The unique qualities of these two species can also be recognized by their respective bag limits. An angler in these waters may keep two lingcod, so long as they measure a minimum of 35 inches from nose to tail. Yelloweye have no size limit but only one may be kept per day. In the case of lingcod, bringing them in and measuring quickly before release (if they do not meet the minimum requirement) is believed to have no ill-effects on the fish, so long as they are handled appropriately. Which is not always that simple. Part of the lingcod’s reputation comes from their fearless approach to survival. Lingcod will attack you on the boat. One of my partners brought in a smallish lingcod that dislodged itself from the hook when it came aboard, leaving it free to immediately attempt to charge its way to the angler. It was literally chasing her around the deck, jaws snapping. Likewise, a friend who was fishing out of Seward a few years back caught a really good lingcod on some ridiculously light line as he attempted a world record for that line-class (four-pound is what I remember). Once the big lingcod was on deck they didn’t kill it as they were trying to preserve the original weight. Which turned into one of those poetic-justice moments as the big fish clamped onto my friend’s calf and would not let go. A couple of days later he was hobbling around with a calf the size of an oak tree.
In other words, avoid the jaws of lingcod!
Yelloweye present a different set of problems. They are a non-pelagic fish that resides on the bottom of the ocean for the duration of their life. As such, they have no vent in their swim bladder, which in turn means when they are brought to the surface quickly, their swim bladder does not deflate and protrudes out of their mouth like a swollen tongue. Unless they are returned to the depths in a particular manner, they die. There are some methods of returning the fish to the deep that reduce the mortality rate, but realistically, most yelloweye that come to the surface die. Thus the reason for avoiding fishing in the most productive lingcod water until the end of the day. Yelloweye and lingcod share the same territory. If fishing is good for one, it will likely produce the other, and once you have a limit of yelloweye, you don’t want to hook any more of them.
The magnificent day we had on the water was in no way minimized by not being able to fish exactly as we had planned. The simple act of being a part of these wild places is always well worth the price of admission. The desire for the three of us fishing partners to use light tackle and not worry about the fish box had originated with our captain. On a trip to the Barren Islands (another frontier) several years back, one of our party brought up a big lingcod and I’ll never forget Tim saying, “It gets harder and harder with each passing year to kill these big fish.” Coming from a man who so clearly loves the environment that has been home to his life’s work, it struck a nerve that forever changed the way I feel when visiting these special places.

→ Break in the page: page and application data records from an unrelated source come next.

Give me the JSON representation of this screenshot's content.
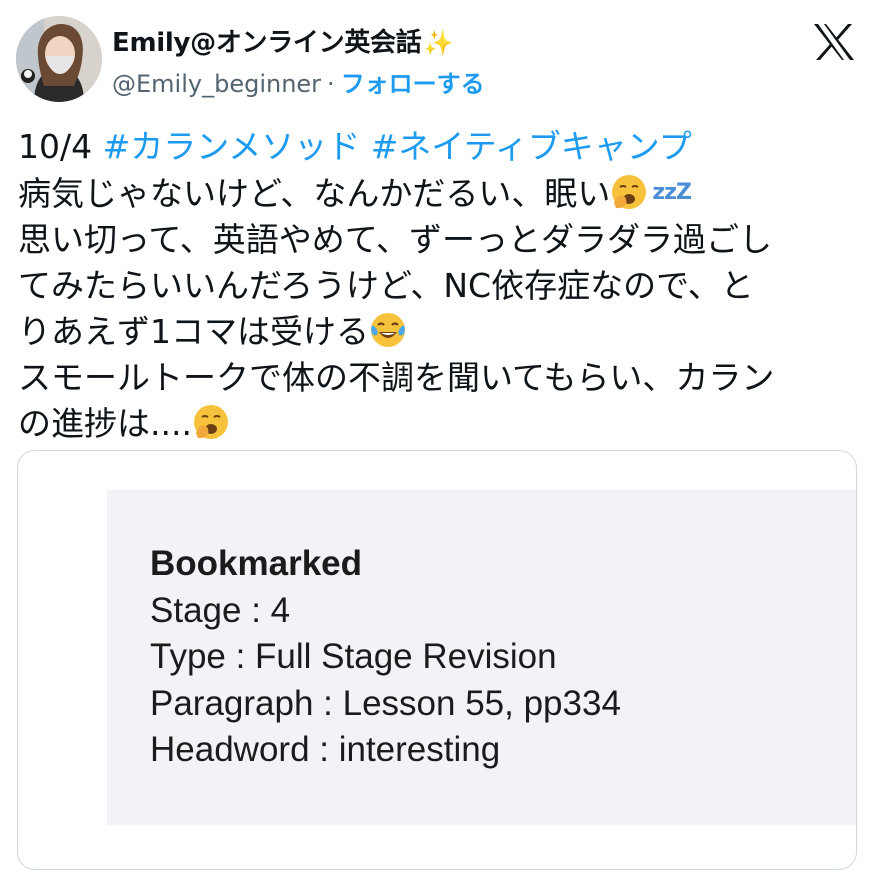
{
  "header": {
    "display_name": "Emily@オンライン英会話",
    "sparkle": "✨",
    "handle": "@Emily_beginner",
    "separator": "·",
    "follow_label": "フォローする",
    "logo_icon": "x-logo-icon"
  },
  "tweet": {
    "lines": [
      {
        "prefix": "10/4 ",
        "hashtag1": "#カランメソッド",
        "hashtag2": "#ネイティブキャンプ"
      },
      {
        "text": "病気じゃないけど、なんかだるい、眠い",
        "emoji": "yawning-face-icon",
        "zzz": "zzZ"
      },
      {
        "text": "思い切って、英語やめて、ずーっとダラダラ過ごし"
      },
      {
        "text": "てみたらいいんだろうけど、NC依存症なので、と"
      },
      {
        "text": "りあえず1コマは受ける",
        "emoji": "tears-of-joy-icon"
      },
      {
        "text": "スモールトークで体の不調を聞いてもらい、カラン"
      },
      {
        "text": "の進捗は....",
        "emoji": "yawning-face-icon"
      }
    ]
  },
  "card": {
    "title": "Bookmarked",
    "stage": "Stage : 4",
    "type": "Type : Full Stage Revision",
    "paragraph": "Paragraph : Lesson 55, pp334",
    "headword": "Headword : interesting"
  }
}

Thanks to the ingenuity of our skipper, everyone onboard got what they wanted, meat and plenty of fish-fighting adventure.
But for the captain and me, it is the spirit of being in these untamed places more than the reward of fish that makes a great day on the water.
A Day on the Edge: Fishing the Salt Frontier from Homer originally appeared in the June 2013 issue of Fish Alaska magazine.
Steve Meyer is a 40-year resident of the central Kenai Peninsula, an avid hunter, shooter, trapper and fisherman. Most days will find him afield with his English setter, Winchester. Steve can be reached at firstname.lastname@example.org.